Ecclesiasticus 27:30 – 28.7
Romans 14:7 – 9
Matthew 18:21 – 35
Today’s gospel follows on from the gospel of last Sunday, speaking about the need for reconciliation. Today’s gospel emphasizes more directly the great need to forgive. In today’s parable, the king calls his servants in order to settle his accounts with them. The first servant owes the king the equivalent of 3 million Euros in today’s currency. This shows up the incredible generosity of a king who loaned such an immense sum knowing the servant would have difficulty in repaying it. Nonetheless, the king is prepared to risk it in order to help this servant. If the debt was not repaid, the servant would be thrown into prison until it was repaid.
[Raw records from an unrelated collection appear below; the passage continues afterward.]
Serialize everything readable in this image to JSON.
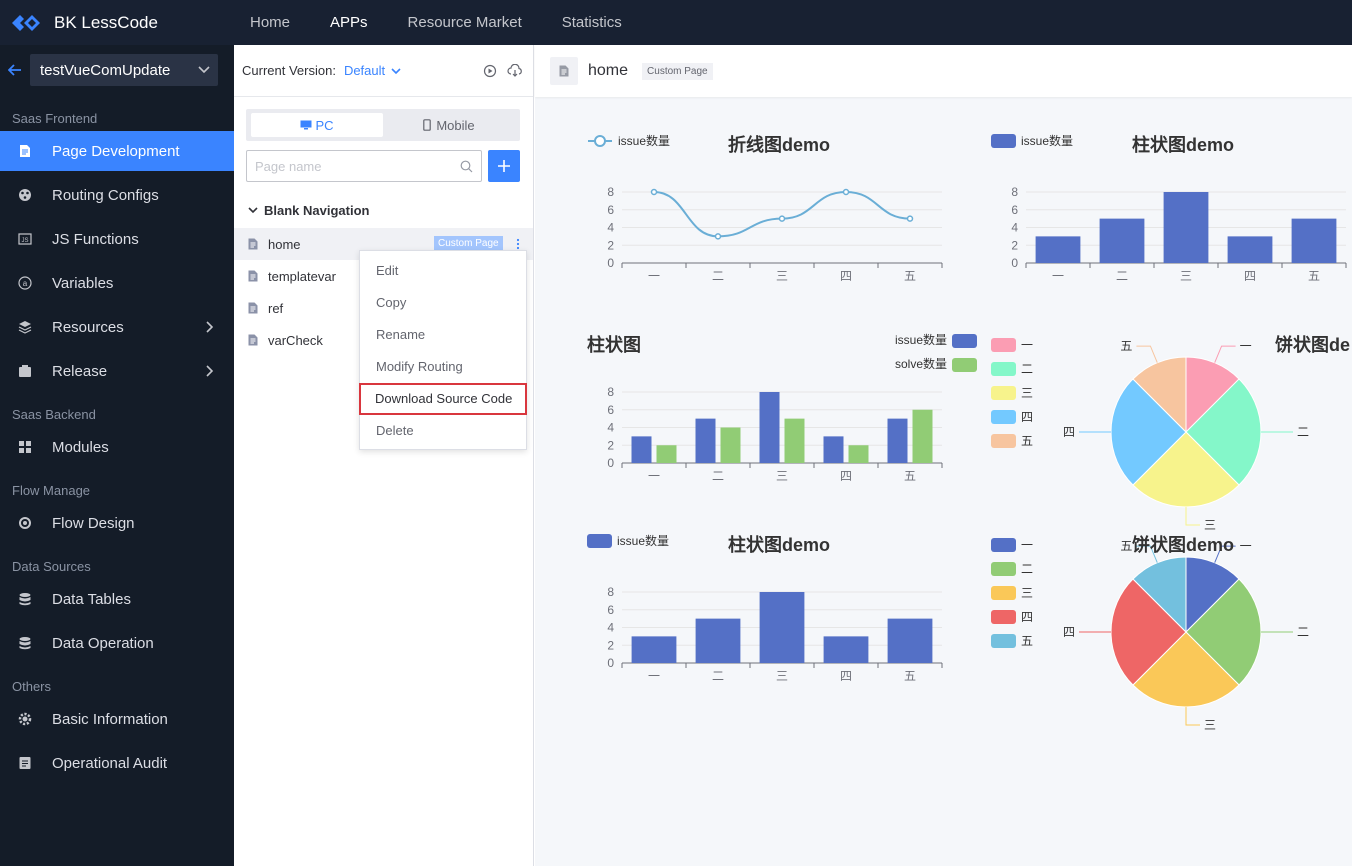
{
  "topbar": {
    "brand": "BK LessCode",
    "nav": [
      "Home",
      "APPs",
      "Resource Market",
      "Statistics"
    ],
    "active_index": 1
  },
  "sidebar": {
    "app_name": "testVueComUpdate",
    "groups": [
      {
        "title": "Saas Frontend",
        "items": [
          {
            "label": "Page Development",
            "icon": "page-icon",
            "active": true
          },
          {
            "label": "Routing Configs",
            "icon": "routing-icon"
          },
          {
            "label": "JS Functions",
            "icon": "js-icon"
          },
          {
            "label": "Variables",
            "icon": "variable-icon"
          },
          {
            "label": "Resources",
            "icon": "layers-icon",
            "arrow": true
          },
          {
            "label": "Release",
            "icon": "release-icon",
            "arrow": true
          }
        ]
      },
      {
        "title": "Saas Backend",
        "items": [
          {
            "label": "Modules",
            "icon": "modules-icon"
          }
        ]
      },
      {
        "title": "Flow Manage",
        "items": [
          {
            "label": "Flow Design",
            "icon": "flow-icon"
          }
        ]
      },
      {
        "title": "Data Sources",
        "items": [
          {
            "label": "Data Tables",
            "icon": "database-icon"
          },
          {
            "label": "Data Operation",
            "icon": "database-icon"
          }
        ]
      },
      {
        "title": "Others",
        "items": [
          {
            "label": "Basic Information",
            "icon": "gear-icon"
          },
          {
            "label": "Operational Audit",
            "icon": "audit-icon"
          }
        ]
      }
    ]
  },
  "panel": {
    "version_label": "Current Version:",
    "version_value": "Default",
    "tabs": {
      "pc": "PC",
      "mobile": "Mobile"
    },
    "search_placeholder": "Page name",
    "tree_title": "Blank Navigation",
    "pages": [
      {
        "name": "home",
        "badge": "Custom Page",
        "active": true
      },
      {
        "name": "templatevar"
      },
      {
        "name": "ref"
      },
      {
        "name": "varCheck"
      }
    ],
    "context_menu": [
      "Edit",
      "Copy",
      "Rename",
      "Modify Routing",
      "Download Source Code",
      "Delete"
    ],
    "highlighted_menu_item": "Download Source Code"
  },
  "content": {
    "page_title": "home",
    "page_tag": "Custom Page"
  },
  "colors": {
    "accent": "#3a84ff",
    "topbar": "#182132",
    "sidebar": "#141c28",
    "highlight_border": "#d9363e"
  },
  "chart_data": [
    {
      "type": "line",
      "title": "折线图demo",
      "legend": [
        "issue数量"
      ],
      "categories": [
        "一",
        "二",
        "三",
        "四",
        "五"
      ],
      "series": [
        {
          "name": "issue数量",
          "values": [
            8,
            3,
            5,
            8,
            5
          ],
          "color": "#6aaed6"
        }
      ],
      "ylim": [
        0,
        8
      ],
      "yticks": [
        0,
        2,
        4,
        6,
        8
      ]
    },
    {
      "type": "bar",
      "title": "柱状图demo",
      "legend": [
        "issue数量"
      ],
      "categories": [
        "一",
        "二",
        "三",
        "四",
        "五"
      ],
      "series": [
        {
          "name": "issue数量",
          "values": [
            3,
            5,
            8,
            3,
            5
          ],
          "color": "#5470c6"
        }
      ],
      "ylim": [
        0,
        8
      ],
      "yticks": [
        0,
        2,
        4,
        6,
        8
      ]
    },
    {
      "type": "bar",
      "title": "柱状图",
      "legend": [
        "issue数量",
        "solve数量"
      ],
      "legend_position": "top-right",
      "categories": [
        "一",
        "二",
        "三",
        "四",
        "五"
      ],
      "series": [
        {
          "name": "issue数量",
          "values": [
            3,
            5,
            8,
            3,
            5
          ],
          "color": "#5470c6"
        },
        {
          "name": "solve数量",
          "values": [
            2,
            4,
            5,
            2,
            6
          ],
          "color": "#91cc75"
        }
      ],
      "ylim": [
        0,
        8
      ],
      "yticks": [
        0,
        2,
        4,
        6,
        8
      ]
    },
    {
      "type": "pie",
      "title": "饼状图de",
      "legend": [
        "一",
        "二",
        "三",
        "四",
        "五"
      ],
      "labels": [
        "一",
        "二",
        "三",
        "四",
        "五"
      ],
      "values": [
        1,
        2,
        2,
        2,
        1
      ],
      "colors": [
        "#fb9db3",
        "#84f7c9",
        "#f7f38c",
        "#73c9ff",
        "#f7c59f"
      ]
    },
    {
      "type": "bar",
      "title": "柱状图demo",
      "legend": [
        "issue数量"
      ],
      "categories": [
        "一",
        "二",
        "三",
        "四",
        "五"
      ],
      "series": [
        {
          "name": "issue数量",
          "values": [
            3,
            5,
            8,
            3,
            5
          ],
          "color": "#5470c6"
        }
      ],
      "ylim": [
        0,
        8
      ],
      "yticks": [
        0,
        2,
        4,
        6,
        8
      ]
    },
    {
      "type": "pie",
      "title": "饼状图demo",
      "legend": [
        "一",
        "二",
        "三",
        "四",
        "五"
      ],
      "labels": [
        "一",
        "二",
        "三",
        "四",
        "五"
      ],
      "values": [
        1,
        2,
        2,
        2,
        1
      ],
      "colors": [
        "#5470c6",
        "#91cc75",
        "#fac858",
        "#ee6666",
        "#73c0de"
      ]
    }
  ]
}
But the king goes even further when the servant begs for more time to pay. Amazingly, he feels so sorry for the servant that he cancels all the debt.
This reminds us of God’s great generosity, giving each of us so many talents and gifts. Even if we have misused them or squandered them, God is always prepared to forgive us when we turn to Him seeking forgiveness.
The servant whose debt was forgiven leaves the king’s presence and meets a fellow servant who owed him the equivalent of about 15 Euros. This was a pittance in comparison to what he had been forgiven by the king. And what does he do? He refuses to give his fellow servant the time to repay and even tries to choke him before sending him to prison.
The other servants were scandalized at what happened and told the king who now deals severely with the first servant. He reminded him that the very least he could have done was to forgive the other as he himself had been forgiven. Now he pays the price for such unforgiving behaviour.
The message of the parable is fairly obvious. God forgives each of us over and over again, as we turn to him for forgiveness, in proportion to our forgiveness of one another. Have we any other choice then in view of this than to forgive others who ask us to do so?
In the second reading from St. Paul to the Romans, we are told that the life and death of each one of us has its influence on others. Our Christian vocation is, among other things, to witness to God’s forgiveness to ourselves by doing the same for others. How can others know the forgiveness of God if they do not see us Christians practising it?
Forgiveness is at the very heart of who God is. Pope Francis said that another name for God is mercy! If someone we love does something hurtful our first [human] reaction may be anger but usually this gives way to forgiveness because of our love for the other. However, if someone we really don’t like does the same deed, it will be usually harder to forgive that person because we don’t have the same love for them as for someone close to us.
If we refuse to forgive someone, this will ‘eat into us’ and will rob us of that peace which Christ wishes us at every Mass: Peace I leave you, my own peace I give you….. We cannot experience God’s peace if we’re holding anger or hurt within us. We have to let go of it, even if we may never be able to forget what happened. But we can forgive… and sometimes we may never get any further than wanting to do so – but that is the first step and without the first step you’ll never make the second one.
If anyone had the right to refuse to forgive it was Jesus, hanging on the cross, unjustly condemned and crucified. We all know his reaction: ‘Father, forgive them for they know not what they are doing’.
‘Lord, you are always ready to forgive me if I turn to you. Help me to forgive others – and myself when need be – so that I may truly experience the peace you want for me in this life and in the life to come. Amen’
edited from a homily of the late Fr Jim Kirstein SMA
Click on the play button below to listen to an alternative homily from Fr Tom Casey SMA